Han Seo-hee’s public image focused approach to feminism — like wearing a Dior t-shirt stating “We Should All Be Feminists” to court — raises a larger question: can feminism be reduced to wearing a designer t-shirt and posting a bunch of artsy pictures? Recently, the relationship many young people worldwide have towards feminism has been more focused on the appearance than on substance. This is fueled by brands such as Dior, Prabal Gurung, Stella McCartney and Chloé who use feminist statements printed on clothes for profit. This kind of approach, while surely appealing for a generation extremely focused on appearance, adds to the concern that feminism is nothing more than a trend. Fighting for rights and equality is not something that can only be approached with a consumeristic and superficial mindset.

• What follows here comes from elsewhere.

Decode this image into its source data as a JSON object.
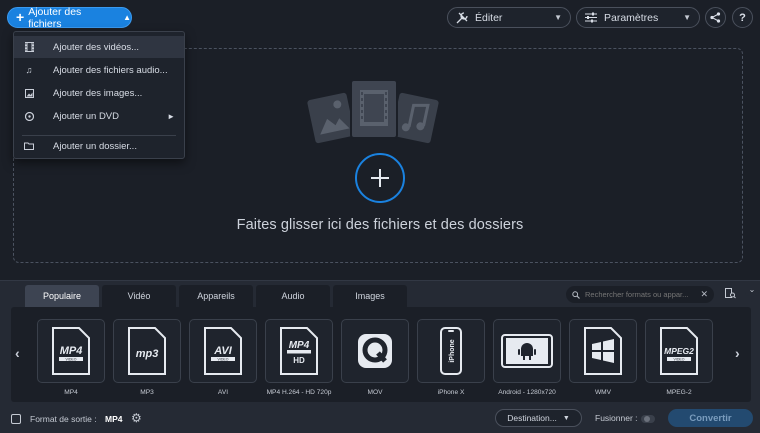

It’s true that social media is crucial when it comes to grabbing young people’s attention, and what Han Seo-hee is doing by spreading awareness for the movement surely won’t do it any harm. Still, she’s also admitted to liking the frenzy the media’s made around her, making it seem like her display of social awareness is less sincere than it probably is. Her attitude, along with her association to a controversial community such as Megalia, might lead to misunderstandings about her intentions.

Eventually Han Seo-hee’s unapologetic and outspoken attitude at a very young age might end up being a double-edged sword: being controversial might help her being noticed, but not being taken seriously. Maybe as she furthers her involvement with the feminist movement, she will smooth the rough edges around her, and have potential to become a spokesperson of feminism in the entertainment industry. So far, she’s succeeded in having research about feminism and potentially opened the door to more celebrities being vocal about their support. Still, when Korean young women choose to take her as a feminist role model, one wonders if they do it because of her “cool attitude” or because they share her beliefs.

(Koreabang10magWelkermediaKorea ExposéQuartzReal Koreans, All Tech ConsideredChosunKmibNate, Images via Instagram, Dispatch, Twitter, Megalian, Maxim, K-Star.)